8. Moraine Hills State Park, McHenry
With an abundance of wildlife and rare plants, Moraine Hills State Park is a lush, ecological treasure situated by the Fox River. The park, named for the geological phenomena where an accumulation of boulders is left by a glacier, is intertwined with 10 miles of trails that separated into four unique routes. The 3.7-mile Lake Defiance Trail will take hikers on a scenic route around the 48-acre lake. One of the few glacial lakes in the state that’s still largely undeveloped, Lake Defiance is a pristine place to spot the wide array of creatures that live in the wetlands.
9. Wauponsee Glacial Trail, Joliet
Escape your urban surroundings on the 22-mile stretch of trail that will take you back in time. Named for a glacial lake that once encompassed the area thousands of years ago, today’s visitors can take in sweeping views of the open prairie and farmland. The route follows the path of two former railroad lines and passes through several historically significant local areas. Begin near the I-80 overpass in Joliet and quickly leave civilization behind as you stroll by vast fields of corn, a herd of bison, and across a trestle bridge from 1902.

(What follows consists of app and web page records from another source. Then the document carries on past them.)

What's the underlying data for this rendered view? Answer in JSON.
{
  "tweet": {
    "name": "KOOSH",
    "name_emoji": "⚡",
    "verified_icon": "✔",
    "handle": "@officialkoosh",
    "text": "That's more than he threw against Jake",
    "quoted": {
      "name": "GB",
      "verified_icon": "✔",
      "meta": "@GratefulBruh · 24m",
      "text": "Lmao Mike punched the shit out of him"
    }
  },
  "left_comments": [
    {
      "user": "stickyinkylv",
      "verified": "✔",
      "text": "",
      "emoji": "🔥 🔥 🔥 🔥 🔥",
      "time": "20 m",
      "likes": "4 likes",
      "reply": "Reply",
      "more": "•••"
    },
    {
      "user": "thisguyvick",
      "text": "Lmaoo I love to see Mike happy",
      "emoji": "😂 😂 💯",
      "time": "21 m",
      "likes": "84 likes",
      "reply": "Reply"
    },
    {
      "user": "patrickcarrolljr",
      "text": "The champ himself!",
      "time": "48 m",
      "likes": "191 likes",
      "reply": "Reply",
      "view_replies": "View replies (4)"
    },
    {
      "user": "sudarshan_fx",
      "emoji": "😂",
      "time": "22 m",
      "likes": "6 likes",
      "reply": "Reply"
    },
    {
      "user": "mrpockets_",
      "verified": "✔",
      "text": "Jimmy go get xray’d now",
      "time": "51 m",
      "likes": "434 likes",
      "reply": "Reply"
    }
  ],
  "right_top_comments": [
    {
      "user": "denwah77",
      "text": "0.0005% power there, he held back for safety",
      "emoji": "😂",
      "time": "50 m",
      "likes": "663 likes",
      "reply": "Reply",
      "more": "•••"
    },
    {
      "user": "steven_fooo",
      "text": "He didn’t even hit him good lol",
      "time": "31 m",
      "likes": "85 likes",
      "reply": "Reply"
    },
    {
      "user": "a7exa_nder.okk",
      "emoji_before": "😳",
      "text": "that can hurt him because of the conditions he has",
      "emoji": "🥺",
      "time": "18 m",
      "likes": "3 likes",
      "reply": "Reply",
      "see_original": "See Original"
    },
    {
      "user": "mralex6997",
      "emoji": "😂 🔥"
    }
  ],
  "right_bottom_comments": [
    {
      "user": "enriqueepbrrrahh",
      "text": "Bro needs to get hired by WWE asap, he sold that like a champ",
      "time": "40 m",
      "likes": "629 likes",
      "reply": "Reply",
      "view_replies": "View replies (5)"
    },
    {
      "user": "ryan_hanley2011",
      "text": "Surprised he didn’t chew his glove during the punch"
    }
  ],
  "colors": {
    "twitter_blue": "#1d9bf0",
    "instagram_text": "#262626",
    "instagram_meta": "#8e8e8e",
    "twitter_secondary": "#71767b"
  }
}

10. Glacial Park, RIngwood
The most popular park in the county, this pristine open space is home to rolling prairie, oak savanna, a flowing creek teeming with wildlife, and 40 state endangered plant and animal species. The park also features more than eight miles of hiking trails, including a stretch of the Prairie Trail that hugs the park’s eastern border. If you want to explore the interior of the park, try the two-mile Interpretive Nature Trail along the Deerpath Trail loop. Stop by the Visitor’s Center to pick up a guide book; choose from Plant Communities, Wildlife, History of the Land, and Geology. Or download the Prairie State Hike App for an audio tour through the park.